First “Links of Interest” miscellaneous post for 2013, so it’s a long one!
The fantastic blog Wargaming with Silver Whistle is, like I was recently, also making fields. His are spectacular, and might inspire me to re-visit the subject again in the near future! He’s got fields and allotments, large wheatfields, and finally some haystacks, all lavishly illustrated.
TutoFig.com is a multilingual European website that aggregates links to all sorts of tutorials – figure painting, sculpting, terrain, and all sorts of other stuff. Lots of high-quality links there, and I’m flattered they linked to my hot-glue fields tutorial, which is how I discovered them in turn.
Staying with the scenery theme, The DM’s Craft Youtube channel has lots of short terrain videos, focusing on the quick-and-cheap (but effective!) end of terrain making, and especially the many, many uses to which one can put a hot glue gun!

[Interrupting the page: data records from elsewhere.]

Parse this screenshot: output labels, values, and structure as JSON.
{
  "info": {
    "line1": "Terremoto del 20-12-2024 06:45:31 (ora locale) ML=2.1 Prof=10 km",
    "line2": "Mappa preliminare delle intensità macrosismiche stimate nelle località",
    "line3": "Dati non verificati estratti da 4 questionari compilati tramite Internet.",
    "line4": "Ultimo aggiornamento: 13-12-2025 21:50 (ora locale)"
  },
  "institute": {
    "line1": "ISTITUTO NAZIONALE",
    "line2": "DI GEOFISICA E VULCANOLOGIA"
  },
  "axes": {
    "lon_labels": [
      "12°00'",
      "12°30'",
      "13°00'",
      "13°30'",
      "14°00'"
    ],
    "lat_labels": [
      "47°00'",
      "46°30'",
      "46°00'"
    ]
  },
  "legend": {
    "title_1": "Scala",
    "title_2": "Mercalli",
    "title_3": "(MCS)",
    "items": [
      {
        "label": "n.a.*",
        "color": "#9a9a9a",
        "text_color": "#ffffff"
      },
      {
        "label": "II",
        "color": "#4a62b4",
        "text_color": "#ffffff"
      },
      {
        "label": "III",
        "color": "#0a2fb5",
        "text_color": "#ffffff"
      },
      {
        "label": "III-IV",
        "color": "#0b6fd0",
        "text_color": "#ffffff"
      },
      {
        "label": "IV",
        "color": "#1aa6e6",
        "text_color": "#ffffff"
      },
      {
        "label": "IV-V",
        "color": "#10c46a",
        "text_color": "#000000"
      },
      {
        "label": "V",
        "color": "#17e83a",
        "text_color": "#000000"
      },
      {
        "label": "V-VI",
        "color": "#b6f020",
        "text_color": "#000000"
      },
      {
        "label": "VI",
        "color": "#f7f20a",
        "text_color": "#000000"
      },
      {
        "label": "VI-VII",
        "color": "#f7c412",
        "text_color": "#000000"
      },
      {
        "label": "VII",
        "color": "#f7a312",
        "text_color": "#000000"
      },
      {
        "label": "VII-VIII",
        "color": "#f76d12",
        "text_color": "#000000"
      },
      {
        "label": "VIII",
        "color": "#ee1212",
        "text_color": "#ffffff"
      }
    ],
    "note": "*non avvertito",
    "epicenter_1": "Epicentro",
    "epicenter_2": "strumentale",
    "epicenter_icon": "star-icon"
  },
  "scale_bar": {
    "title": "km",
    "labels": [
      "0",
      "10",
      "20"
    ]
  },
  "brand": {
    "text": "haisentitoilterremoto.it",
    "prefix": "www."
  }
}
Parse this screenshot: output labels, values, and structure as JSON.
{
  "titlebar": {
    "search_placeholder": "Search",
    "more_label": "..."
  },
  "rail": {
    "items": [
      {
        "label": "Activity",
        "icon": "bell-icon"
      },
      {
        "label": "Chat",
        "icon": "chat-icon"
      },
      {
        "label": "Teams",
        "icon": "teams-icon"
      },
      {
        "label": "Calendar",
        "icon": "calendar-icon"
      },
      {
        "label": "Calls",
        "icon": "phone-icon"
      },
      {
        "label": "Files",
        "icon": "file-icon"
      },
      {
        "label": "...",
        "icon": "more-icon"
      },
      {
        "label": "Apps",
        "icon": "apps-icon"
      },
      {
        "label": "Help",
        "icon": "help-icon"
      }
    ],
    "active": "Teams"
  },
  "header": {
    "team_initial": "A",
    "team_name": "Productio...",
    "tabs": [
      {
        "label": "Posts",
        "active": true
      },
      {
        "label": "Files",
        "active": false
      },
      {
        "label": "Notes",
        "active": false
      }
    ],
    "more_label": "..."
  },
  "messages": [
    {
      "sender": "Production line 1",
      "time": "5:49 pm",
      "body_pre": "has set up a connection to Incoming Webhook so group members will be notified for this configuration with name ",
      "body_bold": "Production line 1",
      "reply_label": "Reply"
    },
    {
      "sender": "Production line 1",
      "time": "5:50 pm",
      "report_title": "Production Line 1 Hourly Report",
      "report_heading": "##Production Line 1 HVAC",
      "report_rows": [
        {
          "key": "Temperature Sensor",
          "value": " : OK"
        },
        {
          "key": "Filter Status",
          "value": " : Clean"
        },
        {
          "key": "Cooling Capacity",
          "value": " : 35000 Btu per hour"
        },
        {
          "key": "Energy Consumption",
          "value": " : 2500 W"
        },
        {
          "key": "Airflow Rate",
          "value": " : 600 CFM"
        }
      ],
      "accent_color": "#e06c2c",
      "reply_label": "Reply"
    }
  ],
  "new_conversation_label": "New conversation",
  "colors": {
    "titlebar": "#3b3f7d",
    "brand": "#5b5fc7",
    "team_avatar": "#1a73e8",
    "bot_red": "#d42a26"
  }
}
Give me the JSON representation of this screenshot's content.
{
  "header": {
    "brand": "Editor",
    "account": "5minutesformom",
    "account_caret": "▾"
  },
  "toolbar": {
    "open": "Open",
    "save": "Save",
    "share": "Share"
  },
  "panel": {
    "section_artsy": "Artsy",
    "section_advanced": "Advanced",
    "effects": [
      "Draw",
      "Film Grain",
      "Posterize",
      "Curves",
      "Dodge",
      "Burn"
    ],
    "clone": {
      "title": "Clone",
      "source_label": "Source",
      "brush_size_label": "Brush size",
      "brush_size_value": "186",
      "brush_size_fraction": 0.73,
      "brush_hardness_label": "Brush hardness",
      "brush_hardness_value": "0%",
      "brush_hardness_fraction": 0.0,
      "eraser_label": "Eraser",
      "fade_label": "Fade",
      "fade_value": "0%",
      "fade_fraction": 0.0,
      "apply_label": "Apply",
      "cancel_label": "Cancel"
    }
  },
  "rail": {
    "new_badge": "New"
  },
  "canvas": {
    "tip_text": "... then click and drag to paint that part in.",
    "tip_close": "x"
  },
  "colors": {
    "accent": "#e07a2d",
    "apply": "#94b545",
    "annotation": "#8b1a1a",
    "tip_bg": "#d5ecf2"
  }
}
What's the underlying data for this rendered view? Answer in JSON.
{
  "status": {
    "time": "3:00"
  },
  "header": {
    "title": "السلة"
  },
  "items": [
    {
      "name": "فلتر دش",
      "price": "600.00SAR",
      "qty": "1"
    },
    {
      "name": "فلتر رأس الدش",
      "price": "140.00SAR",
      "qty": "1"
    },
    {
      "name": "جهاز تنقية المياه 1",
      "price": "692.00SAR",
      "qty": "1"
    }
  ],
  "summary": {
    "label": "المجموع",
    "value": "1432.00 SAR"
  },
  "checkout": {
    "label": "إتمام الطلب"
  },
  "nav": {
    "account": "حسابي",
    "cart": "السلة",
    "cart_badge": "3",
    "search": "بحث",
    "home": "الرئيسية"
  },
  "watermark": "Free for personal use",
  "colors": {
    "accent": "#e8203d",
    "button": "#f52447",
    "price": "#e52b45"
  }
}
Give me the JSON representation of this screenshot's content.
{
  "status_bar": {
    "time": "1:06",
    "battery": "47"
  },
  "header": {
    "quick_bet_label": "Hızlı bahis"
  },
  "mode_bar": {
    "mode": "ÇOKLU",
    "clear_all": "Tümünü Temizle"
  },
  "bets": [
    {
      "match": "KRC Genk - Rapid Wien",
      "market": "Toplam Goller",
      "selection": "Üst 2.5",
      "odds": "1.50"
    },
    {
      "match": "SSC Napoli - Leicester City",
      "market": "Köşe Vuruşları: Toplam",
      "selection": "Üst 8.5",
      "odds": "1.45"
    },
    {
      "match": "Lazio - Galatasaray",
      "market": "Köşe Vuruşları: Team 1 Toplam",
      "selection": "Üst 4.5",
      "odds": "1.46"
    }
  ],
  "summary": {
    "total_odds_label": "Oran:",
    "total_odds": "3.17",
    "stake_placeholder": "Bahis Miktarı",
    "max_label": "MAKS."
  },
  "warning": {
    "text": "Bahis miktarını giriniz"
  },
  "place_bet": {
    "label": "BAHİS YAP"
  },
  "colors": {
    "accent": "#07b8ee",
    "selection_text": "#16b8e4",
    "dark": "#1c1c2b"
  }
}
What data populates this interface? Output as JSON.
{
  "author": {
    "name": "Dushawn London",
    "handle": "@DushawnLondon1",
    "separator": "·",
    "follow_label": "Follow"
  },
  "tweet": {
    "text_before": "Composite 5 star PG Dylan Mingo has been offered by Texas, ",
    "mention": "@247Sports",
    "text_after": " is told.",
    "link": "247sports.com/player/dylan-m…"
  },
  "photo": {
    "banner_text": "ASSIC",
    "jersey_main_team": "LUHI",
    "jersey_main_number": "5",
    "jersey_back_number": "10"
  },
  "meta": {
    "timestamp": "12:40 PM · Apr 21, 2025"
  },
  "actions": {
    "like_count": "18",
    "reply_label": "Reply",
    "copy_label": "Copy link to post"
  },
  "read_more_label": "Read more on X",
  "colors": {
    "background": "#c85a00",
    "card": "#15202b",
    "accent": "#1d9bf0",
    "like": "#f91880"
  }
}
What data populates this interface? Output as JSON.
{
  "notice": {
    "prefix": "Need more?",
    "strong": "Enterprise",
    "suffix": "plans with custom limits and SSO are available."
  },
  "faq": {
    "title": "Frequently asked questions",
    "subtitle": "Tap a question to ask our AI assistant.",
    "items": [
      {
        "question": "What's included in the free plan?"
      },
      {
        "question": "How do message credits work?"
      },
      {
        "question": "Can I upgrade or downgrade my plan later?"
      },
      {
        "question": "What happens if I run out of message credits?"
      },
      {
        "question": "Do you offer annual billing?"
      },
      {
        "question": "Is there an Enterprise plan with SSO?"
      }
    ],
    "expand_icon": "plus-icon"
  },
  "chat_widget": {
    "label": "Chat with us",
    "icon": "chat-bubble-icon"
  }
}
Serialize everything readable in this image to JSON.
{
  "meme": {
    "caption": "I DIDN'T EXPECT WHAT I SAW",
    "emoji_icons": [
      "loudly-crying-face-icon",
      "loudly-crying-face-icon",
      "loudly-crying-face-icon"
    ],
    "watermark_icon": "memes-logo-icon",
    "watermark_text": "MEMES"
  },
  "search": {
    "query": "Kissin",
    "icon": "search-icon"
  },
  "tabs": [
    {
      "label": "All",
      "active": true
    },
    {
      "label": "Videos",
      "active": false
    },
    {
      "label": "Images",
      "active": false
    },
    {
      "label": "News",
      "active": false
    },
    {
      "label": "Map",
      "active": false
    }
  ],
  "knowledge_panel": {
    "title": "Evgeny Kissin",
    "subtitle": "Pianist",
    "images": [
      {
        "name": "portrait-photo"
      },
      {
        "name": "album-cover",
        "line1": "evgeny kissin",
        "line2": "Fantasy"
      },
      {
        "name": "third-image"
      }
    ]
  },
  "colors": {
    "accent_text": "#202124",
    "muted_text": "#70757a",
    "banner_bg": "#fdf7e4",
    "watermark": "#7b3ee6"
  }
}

Moving on to the Russian Civil War and World War One, the Photo Palace blog, WW1 & RCW Photos Found is a post about an amazing collection of photos by an American who was working with the YMCA in both France and Russia during World War One, and who then escaped the Russian Revolution via Siberia and China – and he took photos the whole way, as well as buying photo postcards and such as he travelled. There’s only a few photos from the collection up online right now, which is unfortunate, but they’re really neat, atmospheric photos! The same blog also has French WW1 Photos Found Still in Camera, but again, too few of the actual photos posted online so far!
The US Army’s famous West Point Military Academy has, unsurprisingly, a first-rate History Department, who have put online their Atlas of Military History. There’s no maps of the Russian Civil War, despite American forces being involved both in Northern Russian and Siberia as part of Allied Intervention forces, but there are great clear maps of World War One on the Western Front, as well as maps for nearly every other war the Yanks have been involved in.
Looking for information on Russian armoured cars I found PDF archives of the “Armoured Car Journal” from the early/mid 1990s, with several interesting World War One articles, although nothing specifically on the Russian Civil War.
Finally, if you’re doing up artwork, cards or other handouts for gaming, another source of nice textures and background images is always useful, so here’s some Free (CC-BY Licensed) textures collected on Flickr – hat tip to Sidney Roundwood for the link.